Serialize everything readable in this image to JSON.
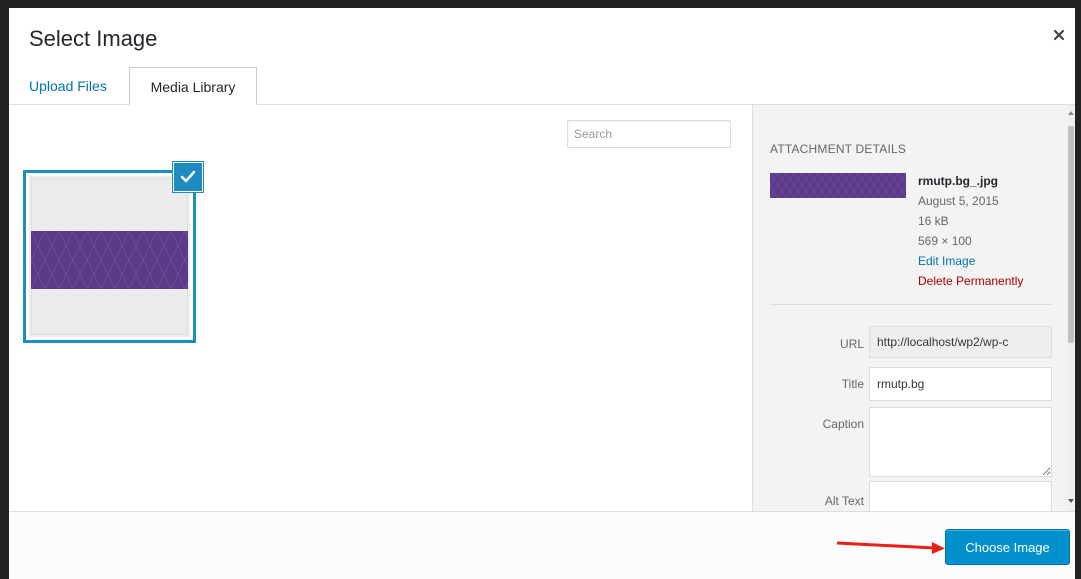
{
  "modal": {
    "title": "Select Image",
    "close_icon": "close-icon",
    "tabs": [
      {
        "label": "Upload Files",
        "active": false
      },
      {
        "label": "Media Library",
        "active": true
      }
    ]
  },
  "library": {
    "search_placeholder": "Search",
    "attachments": [
      {
        "selected": true,
        "thumbnail_color": "#5b3a8a",
        "check_icon": "checkmark-icon"
      }
    ]
  },
  "details": {
    "heading": "ATTACHMENT DETAILS",
    "filename": "rmutp.bg_.jpg",
    "date": "August 5, 2015",
    "size": "16 kB",
    "dimensions": "569 × 100",
    "edit_label": "Edit Image",
    "delete_label": "Delete Permanently",
    "fields": {
      "url": {
        "label": "URL",
        "value": "http://localhost/wp2/wp-c"
      },
      "title": {
        "label": "Title",
        "value": "rmutp.bg"
      },
      "caption": {
        "label": "Caption",
        "value": ""
      },
      "alt": {
        "label": "Alt Text",
        "value": ""
      }
    }
  },
  "toolbar": {
    "choose_label": "Choose Image",
    "annotation_arrow_color": "#e8201a"
  },
  "colors": {
    "accent": "#0091cd",
    "selection_border": "#1e8cbe",
    "link": "#0073aa",
    "delete": "#aa0000",
    "thumbnail_purple": "#5b3a8a"
  }
}
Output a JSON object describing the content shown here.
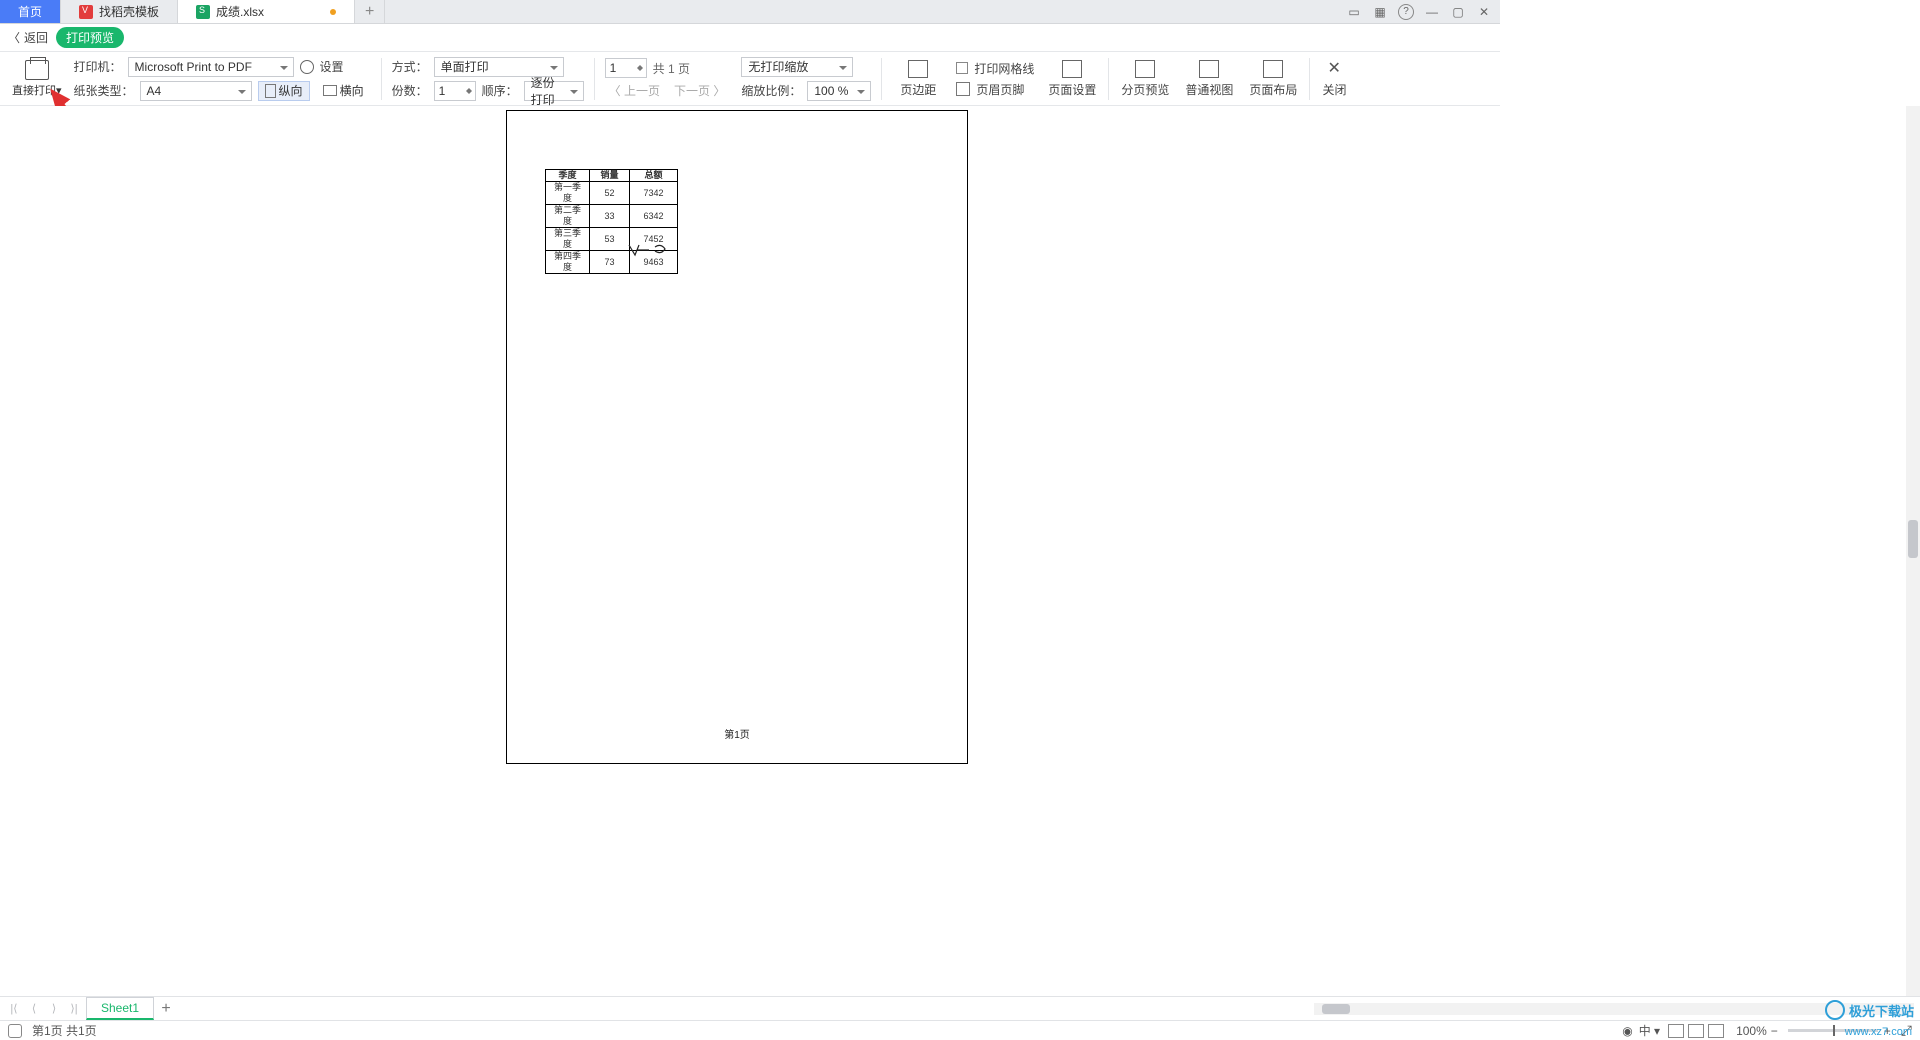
{
  "tabs": {
    "home": "首页",
    "template": "找稻壳模板",
    "file": "成绩.xlsx"
  },
  "row2": {
    "back": "返回",
    "preview_pill": "打印预览"
  },
  "toolbar": {
    "direct_print": "直接打印",
    "printer_label": "打印机：",
    "printer_value": "Microsoft Print to PDF",
    "settings": "设置",
    "paper_label": "纸张类型：",
    "paper_value": "A4",
    "portrait": "纵向",
    "landscape": "横向",
    "mode_label": "方式：",
    "mode_value": "单面打印",
    "copies_label": "份数：",
    "copies_value": "1",
    "order_label": "顺序：",
    "order_value": "逐份打印",
    "page_spin_value": "1",
    "page_total": "共 1 页",
    "prev_page": "上一页",
    "next_page": "下一页",
    "scale_select": "无打印缩放",
    "zoom_ratio_label": "缩放比例：",
    "zoom_ratio_value": "100 %",
    "margins": "页边距",
    "grid_check": "打印网格线",
    "header_footer": "页眉页脚",
    "page_setup": "页面设置",
    "paginate_preview": "分页预览",
    "normal_view": "普通视图",
    "page_layout": "页面布局",
    "close": "关闭"
  },
  "paper": {
    "footer": "第1页",
    "table": {
      "headers": [
        "季度",
        "销量",
        "总额"
      ],
      "rows": [
        [
          "第一季度",
          "52",
          "7342"
        ],
        [
          "第二季度",
          "33",
          "6342"
        ],
        [
          "第三季度",
          "53",
          "7452"
        ],
        [
          "第四季度",
          "73",
          "9463"
        ]
      ]
    }
  },
  "sheetrow": {
    "sheet1": "Sheet1"
  },
  "status": {
    "page_info": "第1页 共1页",
    "lang": "中",
    "zoom": "100%"
  },
  "watermark": {
    "name": "极光下载站",
    "url": "www.xz7.com"
  }
}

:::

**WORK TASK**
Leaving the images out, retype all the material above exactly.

**TASK RESULT**
Serialize everything readable in this image to JSON.
{
  "modal": {
    "title": "Select Image",
    "close_icon": "close-icon",
    "tabs": [
      {
        "label": "Upload Files",
        "active": false
      },
      {
        "label": "Media Library",
        "active": true
      }
    ]
  },
  "library": {
    "search_placeholder": "Search",
    "attachments": [
      {
        "selected": true,
        "thumbnail_color": "#5b3a8a",
        "check_icon": "checkmark-icon"
      }
    ]
  },
  "details": {
    "heading": "ATTACHMENT DETAILS",
    "filename": "rmutp.bg_.jpg",
    "date": "August 5, 2015",
    "size": "16 kB",
    "dimensions": "569 × 100",
    "edit_label": "Edit Image",
    "delete_label": "Delete Permanently",
    "fields": {
      "url": {
        "label": "URL",
        "value": "http://localhost/wp2/wp-c"
      },
      "title": {
        "label": "Title",
        "value": "rmutp.bg"
      },
      "caption": {
        "label": "Caption",
        "value": ""
      },
      "alt": {
        "label": "Alt Text",
        "value": ""
      }
    }
  },
  "toolbar": {
    "choose_label": "Choose Image",
    "annotation_arrow_color": "#e8201a"
  },
  "colors": {
    "accent": "#0091cd",
    "selection_border": "#1e8cbe",
    "link": "#0073aa",
    "delete": "#aa0000",
    "thumbnail_purple": "#5b3a8a"
  }
}
Output a JSON object describing the content shown here.
{
  "tabs": {
    "home": "首页",
    "template": "找稻壳模板",
    "file": "成绩.xlsx"
  },
  "row2": {
    "back": "返回",
    "preview_pill": "打印预览"
  },
  "toolbar": {
    "direct_print": "直接打印",
    "printer_label": "打印机：",
    "printer_value": "Microsoft Print to PDF",
    "settings": "设置",
    "paper_label": "纸张类型：",
    "paper_value": "A4",
    "portrait": "纵向",
    "landscape": "横向",
    "mode_label": "方式：",
    "mode_value": "单面打印",
    "copies_label": "份数：",
    "copies_value": "1",
    "order_label": "顺序：",
    "order_value": "逐份打印",
    "page_spin_value": "1",
    "page_total": "共 1 页",
    "prev_page": "上一页",
    "next_page": "下一页",
    "scale_select": "无打印缩放",
    "zoom_ratio_label": "缩放比例：",
    "zoom_ratio_value": "100 %",
    "margins": "页边距",
    "grid_check": "打印网格线",
    "header_footer": "页眉页脚",
    "page_setup": "页面设置",
    "paginate_preview": "分页预览",
    "normal_view": "普通视图",
    "page_layout": "页面布局",
    "close": "关闭"
  },
  "paper": {
    "footer": "第1页",
    "table": {
      "headers": [
        "季度",
        "销量",
        "总额"
      ],
      "rows": [
        [
          "第一季度",
          "52",
          "7342"
        ],
        [
          "第二季度",
          "33",
          "6342"
        ],
        [
          "第三季度",
          "53",
          "7452"
        ],
        [
          "第四季度",
          "73",
          "9463"
        ]
      ]
    }
  },
  "sheetrow": {
    "sheet1": "Sheet1"
  },
  "status": {
    "page_info": "第1页 共1页",
    "lang": "中",
    "zoom": "100%"
  },
  "watermark": {
    "name": "极光下载站",
    "url": "www.xz7.com"
  }
}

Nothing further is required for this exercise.